One Manager Believes Gen Z Workers Struggle to Focus
Being young does have its perks, but it also can be difficult to stay focused on work as a Gen Zer.
According to Jeff Elkins, the director of security for a Florida casino, many of the Gen Zers he’s hired have wasted valuable time on the job searching for ”gray areas” on topics he considers to be “very black and white.” This trait has often led to Elkins being frustrated by his Gen Z employee’s inability to focus on getting their work done.
Thinking the Rules “Don’t Apply” to Them
While his industry has strict regulations, Elkins has found that his young employees usually have trouble following the rules because they think they are outdated.
Elkins says that standard operating procedures that have been in place for decades have been called “antiquated” by Gen Z employees. He further added that Gen Z workers generally “feel [the rules] don’t apply to them.”
Majority of Gen Z Workers “Lack Motivation”
A 28-year-old pizza shop manager named Amber Forrest revealed that many of her Gen Z hires have been caught eating food without paying for it, pocketing tips, and hanging out with their friends instead of actually working.
While she’s had her fair share of negative experiences with Gen Zers on the job, she hasn’t completely ruled out all young workers. “It’s a hit or miss,” said Forrest. “I would say 70% don’t work out because they lack motivation and initiative. It’s irritating because most of the time I end up doing all the work despite my efforts of delegating.”
Young Workers Used to Be Highly Sought-After
Working with unmotivated Gen Z employees has been challenging for Forrest, who just barely missed the Gen Z mark herself.
As a young, yet determined millennial, she admitted that society viewing her peers as lazy is “beyond frustrating,” before adding that young workers were once seen as the most viable and vivacious members within a workplace setting. “How the tides have changed is jarring,” she said.
There Are Times When Gen Z Work Styles “Work Best”
Sean Cusak, a director of a biotech startup, was one of the few people to defend Gen Z’s way of working. The 41-year-old even claimed that sometimes the methods of Gen Z employees work best.
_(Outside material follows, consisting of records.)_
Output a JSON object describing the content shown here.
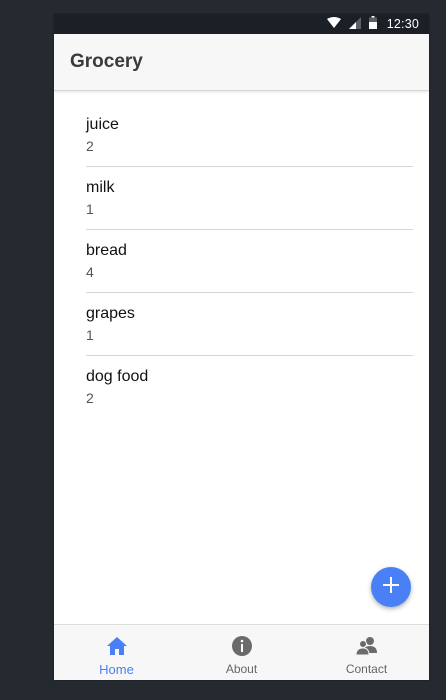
{
  "status_bar": {
    "time": "12:30",
    "icons": [
      "wifi-icon",
      "signal-icon",
      "battery-icon"
    ]
  },
  "header": {
    "title": "Grocery"
  },
  "list": {
    "items": [
      {
        "name": "juice",
        "quantity": "2"
      },
      {
        "name": "milk",
        "quantity": "1"
      },
      {
        "name": "bread",
        "quantity": "4"
      },
      {
        "name": "grapes",
        "quantity": "1"
      },
      {
        "name": "dog food",
        "quantity": "2"
      }
    ]
  },
  "fab": {
    "icon": "plus-icon",
    "color": "#4a80f5"
  },
  "bottom_nav": {
    "items": [
      {
        "label": "Home",
        "icon": "home-icon",
        "active": true
      },
      {
        "label": "About",
        "icon": "info-icon",
        "active": false
      },
      {
        "label": "Contact",
        "icon": "contact-icon",
        "active": false
      }
    ],
    "active_color": "#4a80f5",
    "inactive_color": "#666666"
  }
}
In his field, Cusask cited “summarizing data in a trackable, digital format” as being something that young employees excelled at. While he admitted that Gen Z workers are prone to “shutting down,” Cusack wouldn’t say it’s all because of laziness. “Personally, I would say what I notice about Gen Z is a tendency to turn inwards out of fear of being wrong,” he said.
Needing Motivation From Management
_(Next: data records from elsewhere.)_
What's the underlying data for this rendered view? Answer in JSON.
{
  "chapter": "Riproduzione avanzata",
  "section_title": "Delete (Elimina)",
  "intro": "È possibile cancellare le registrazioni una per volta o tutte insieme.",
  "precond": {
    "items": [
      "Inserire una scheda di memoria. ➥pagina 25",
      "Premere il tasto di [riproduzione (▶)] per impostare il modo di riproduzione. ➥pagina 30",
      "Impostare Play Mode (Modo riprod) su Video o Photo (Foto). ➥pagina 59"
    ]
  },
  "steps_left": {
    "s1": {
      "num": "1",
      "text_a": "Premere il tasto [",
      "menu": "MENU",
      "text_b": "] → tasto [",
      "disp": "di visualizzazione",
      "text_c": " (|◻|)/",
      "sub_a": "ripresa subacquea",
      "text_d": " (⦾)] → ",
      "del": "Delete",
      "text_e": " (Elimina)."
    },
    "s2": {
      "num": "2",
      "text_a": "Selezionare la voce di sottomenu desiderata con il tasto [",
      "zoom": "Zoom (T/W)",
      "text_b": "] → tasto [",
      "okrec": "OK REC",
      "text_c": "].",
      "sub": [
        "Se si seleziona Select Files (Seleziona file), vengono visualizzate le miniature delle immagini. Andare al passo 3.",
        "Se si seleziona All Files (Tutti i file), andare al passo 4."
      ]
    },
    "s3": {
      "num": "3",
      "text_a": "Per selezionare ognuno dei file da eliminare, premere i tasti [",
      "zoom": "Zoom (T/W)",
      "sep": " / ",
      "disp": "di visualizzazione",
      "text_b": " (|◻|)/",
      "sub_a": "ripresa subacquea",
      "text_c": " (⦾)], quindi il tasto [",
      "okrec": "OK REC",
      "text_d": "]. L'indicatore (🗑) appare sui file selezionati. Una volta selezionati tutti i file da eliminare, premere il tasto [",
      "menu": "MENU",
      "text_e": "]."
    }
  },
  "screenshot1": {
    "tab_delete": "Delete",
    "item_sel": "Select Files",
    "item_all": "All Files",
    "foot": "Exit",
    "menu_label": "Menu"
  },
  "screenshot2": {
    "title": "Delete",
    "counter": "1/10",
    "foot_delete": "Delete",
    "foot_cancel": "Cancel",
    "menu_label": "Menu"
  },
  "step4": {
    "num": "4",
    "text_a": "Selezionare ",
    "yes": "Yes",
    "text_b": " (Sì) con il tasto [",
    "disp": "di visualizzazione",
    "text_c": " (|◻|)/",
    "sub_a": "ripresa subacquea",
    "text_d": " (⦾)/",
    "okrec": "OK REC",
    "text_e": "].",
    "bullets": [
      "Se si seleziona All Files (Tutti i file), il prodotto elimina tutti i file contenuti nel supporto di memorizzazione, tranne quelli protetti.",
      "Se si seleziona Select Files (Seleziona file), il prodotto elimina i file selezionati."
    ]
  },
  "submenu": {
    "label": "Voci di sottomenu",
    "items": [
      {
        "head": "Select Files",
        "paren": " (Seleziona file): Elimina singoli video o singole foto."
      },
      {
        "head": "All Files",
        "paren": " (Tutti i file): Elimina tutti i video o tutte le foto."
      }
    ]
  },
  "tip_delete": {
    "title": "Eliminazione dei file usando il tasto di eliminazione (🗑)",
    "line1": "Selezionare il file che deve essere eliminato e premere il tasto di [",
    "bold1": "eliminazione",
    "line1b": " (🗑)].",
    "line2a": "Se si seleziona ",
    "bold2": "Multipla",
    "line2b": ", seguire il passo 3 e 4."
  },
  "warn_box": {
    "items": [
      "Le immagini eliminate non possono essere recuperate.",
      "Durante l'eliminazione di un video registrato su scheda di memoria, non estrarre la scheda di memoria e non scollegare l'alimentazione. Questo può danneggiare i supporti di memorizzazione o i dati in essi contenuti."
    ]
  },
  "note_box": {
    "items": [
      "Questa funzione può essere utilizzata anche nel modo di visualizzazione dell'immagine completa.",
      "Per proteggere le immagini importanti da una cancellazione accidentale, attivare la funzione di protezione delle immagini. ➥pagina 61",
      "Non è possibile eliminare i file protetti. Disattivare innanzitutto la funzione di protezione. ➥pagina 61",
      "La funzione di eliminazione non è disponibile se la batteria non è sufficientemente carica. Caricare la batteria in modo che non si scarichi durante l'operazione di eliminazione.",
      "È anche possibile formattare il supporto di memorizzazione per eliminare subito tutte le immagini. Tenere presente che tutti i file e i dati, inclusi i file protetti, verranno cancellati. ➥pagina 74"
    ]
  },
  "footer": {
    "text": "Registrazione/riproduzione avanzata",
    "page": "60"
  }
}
Experts have stated that a main problem for Gen Z is that they spend too much of their time taking online college courses and working on internships remotely.
Since so many things are done online these days, many recent graduates lack certain on-the-job skills. It is pivotal for managers to understand this generational challenge and pivot their managing style to help Gen Zers develop proper workplace skills.
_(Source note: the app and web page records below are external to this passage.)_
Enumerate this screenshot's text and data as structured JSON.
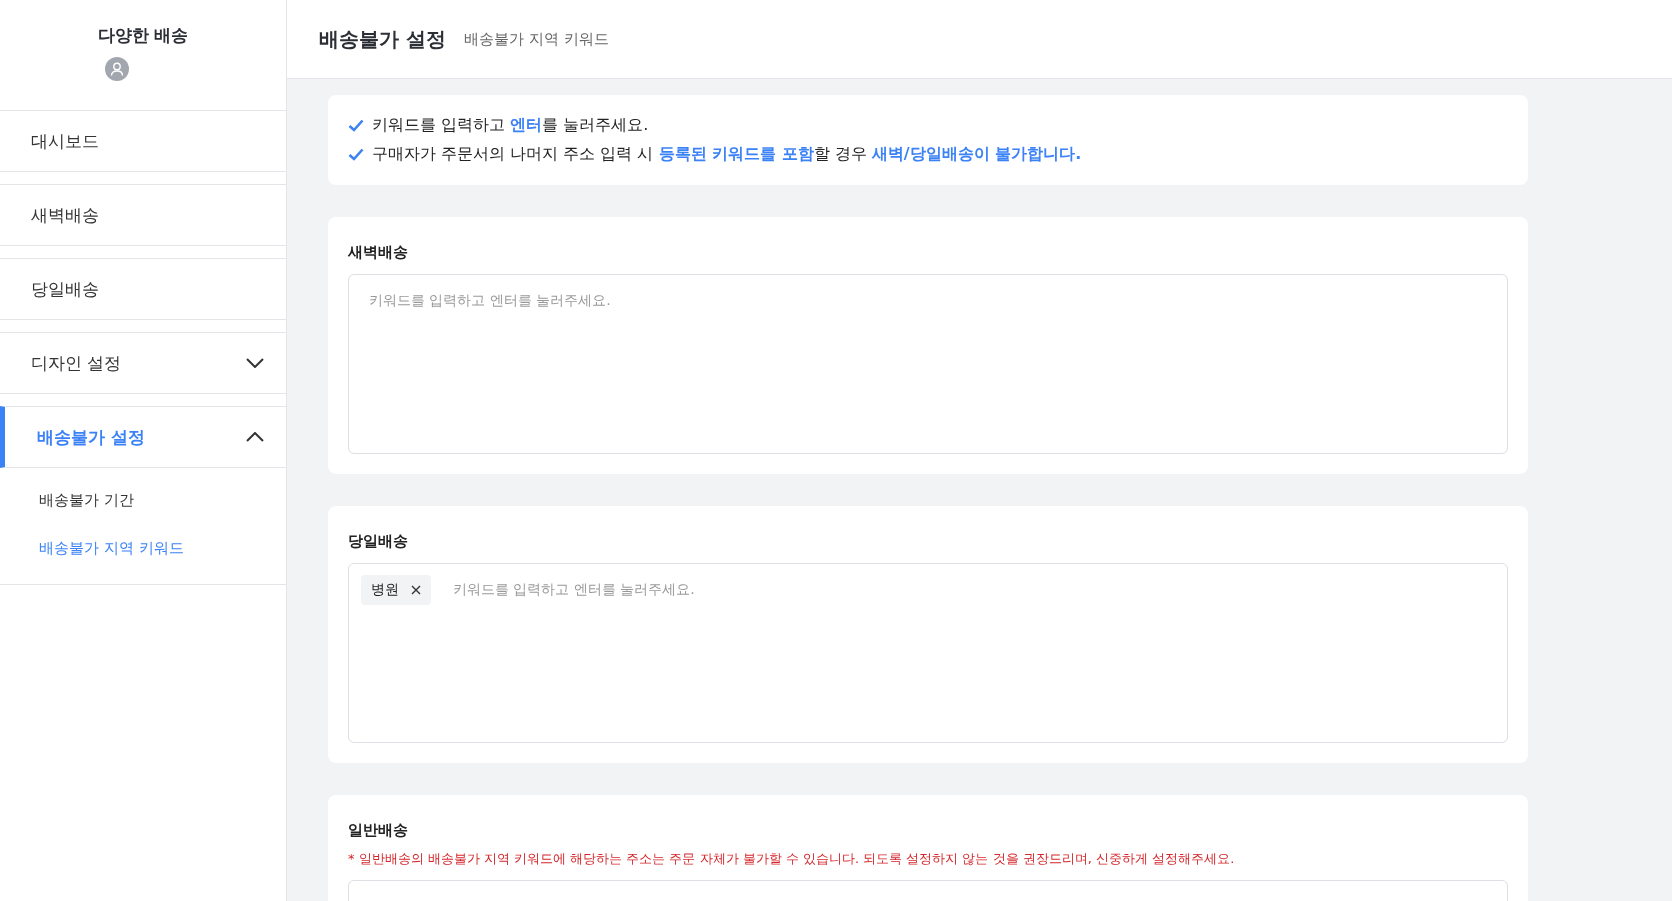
{
  "sidebar": {
    "brand": "다양한 배송",
    "items": [
      {
        "label": "대시보드",
        "kind": "link",
        "selected": false
      },
      {
        "label": "새벽배송",
        "kind": "link",
        "selected": false
      },
      {
        "label": "당일배송",
        "kind": "link",
        "selected": false
      },
      {
        "label": "디자인 설정",
        "kind": "group",
        "selected": false,
        "expanded": false
      },
      {
        "label": "배송불가 설정",
        "kind": "group",
        "selected": true,
        "expanded": true,
        "children": [
          {
            "label": "배송불가 기간",
            "selected": false
          },
          {
            "label": "배송불가 지역 키워드",
            "selected": true
          }
        ]
      }
    ]
  },
  "header": {
    "title": "배송불가 설정",
    "subtitle": "배송불가 지역 키워드"
  },
  "notice": [
    "키워드를 입력하고 **엔터**를 눌러주세요.",
    "구매자가 주문서의 나머지 주소 입력 시 **등록된 키워드를 포함**할 경우 **새벽/당일배송이 불가합니다.**"
  ],
  "sections": [
    {
      "title": "새벽배송",
      "placeholder": "키워드를 입력하고 엔터를 눌러주세요."
    },
    {
      "title": "당일배송",
      "tags": [
        {
          "label": "병원"
        }
      ],
      "placeholder": "키워드를 입력하고 엔터를 눌러주세요."
    },
    {
      "title": "일반배송",
      "warning": "* 일반배송의 배송불가 지역 키워드에 해당하는 주소는 주문 자체가 불가할 수 있습니다. 되도록 설정하지 않는 것을 권장드리며, 신중하게 설정해주세요."
    }
  ]
}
Prioritizing Higher Quality Roles Over Higher Pay
Career coach Abhijit Bhattacharya shared his belief that Gen Z workers prioritize “more meaningful work” over higher pay.
“They are more likely to trade off salary for better quality of work although salary is an important factor,” he said. But Bhattacharya pointed out what is standing in the way of Gen Z workers feeling valued and appreciated: “Most organizations do not have high-quality roles in entry-level positions,” he said, “Which is a major cause [of] why they feel disengaged.”
Tech-Savvy Gen Z Employees Use TikTok to Their Advantage
Gen Z workers may often get looked down upon, but there are many advantages to hiring young workers. For starters, most young hires are generally technologically savvy. Gen Z has figured out how to utilize social media platforms such as TikTok to ask the public for answers to everyday work-related conundrums.
From how to talk to their bosses to what’s appropriate to wear to work, Gen Z has mastered social media. When they have a problem, they connect, talk, and share experiences in order to come to a resolution. Those qualities alone are valuable assets within the workplace.